──────── EXERCISE MATERIAL
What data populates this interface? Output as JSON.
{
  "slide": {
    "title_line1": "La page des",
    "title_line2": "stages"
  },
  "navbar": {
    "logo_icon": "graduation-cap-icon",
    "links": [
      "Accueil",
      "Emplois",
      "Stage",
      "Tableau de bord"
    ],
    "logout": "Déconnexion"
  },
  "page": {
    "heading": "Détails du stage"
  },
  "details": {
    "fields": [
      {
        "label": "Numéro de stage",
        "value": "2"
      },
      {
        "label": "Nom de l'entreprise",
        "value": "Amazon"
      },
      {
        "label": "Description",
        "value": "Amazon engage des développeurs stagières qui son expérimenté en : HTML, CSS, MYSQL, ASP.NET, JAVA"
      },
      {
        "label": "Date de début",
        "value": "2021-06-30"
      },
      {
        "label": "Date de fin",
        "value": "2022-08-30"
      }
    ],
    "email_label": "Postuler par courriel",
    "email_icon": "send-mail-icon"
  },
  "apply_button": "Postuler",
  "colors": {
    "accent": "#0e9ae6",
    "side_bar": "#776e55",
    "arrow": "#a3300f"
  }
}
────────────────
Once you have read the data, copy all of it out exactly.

What data populates this interface? Output as JSON.
{
  "slide": {
    "title_line1": "La page des",
    "title_line2": "stages"
  },
  "navbar": {
    "logo_icon": "graduation-cap-icon",
    "links": [
      "Accueil",
      "Emplois",
      "Stage",
      "Tableau de bord"
    ],
    "logout": "Déconnexion"
  },
  "page": {
    "heading": "Détails du stage"
  },
  "details": {
    "fields": [
      {
        "label": "Numéro de stage",
        "value": "2"
      },
      {
        "label": "Nom de l'entreprise",
        "value": "Amazon"
      },
      {
        "label": "Description",
        "value": "Amazon engage des développeurs stagières qui son expérimenté en : HTML, CSS, MYSQL, ASP.NET, JAVA"
      },
      {
        "label": "Date de début",
        "value": "2021-06-30"
      },
      {
        "label": "Date de fin",
        "value": "2022-08-30"
      }
    ],
    "email_label": "Postuler par courriel",
    "email_icon": "send-mail-icon"
  },
  "apply_button": "Postuler",
  "colors": {
    "accent": "#0e9ae6",
    "side_bar": "#776e55",
    "arrow": "#a3300f"
  }
}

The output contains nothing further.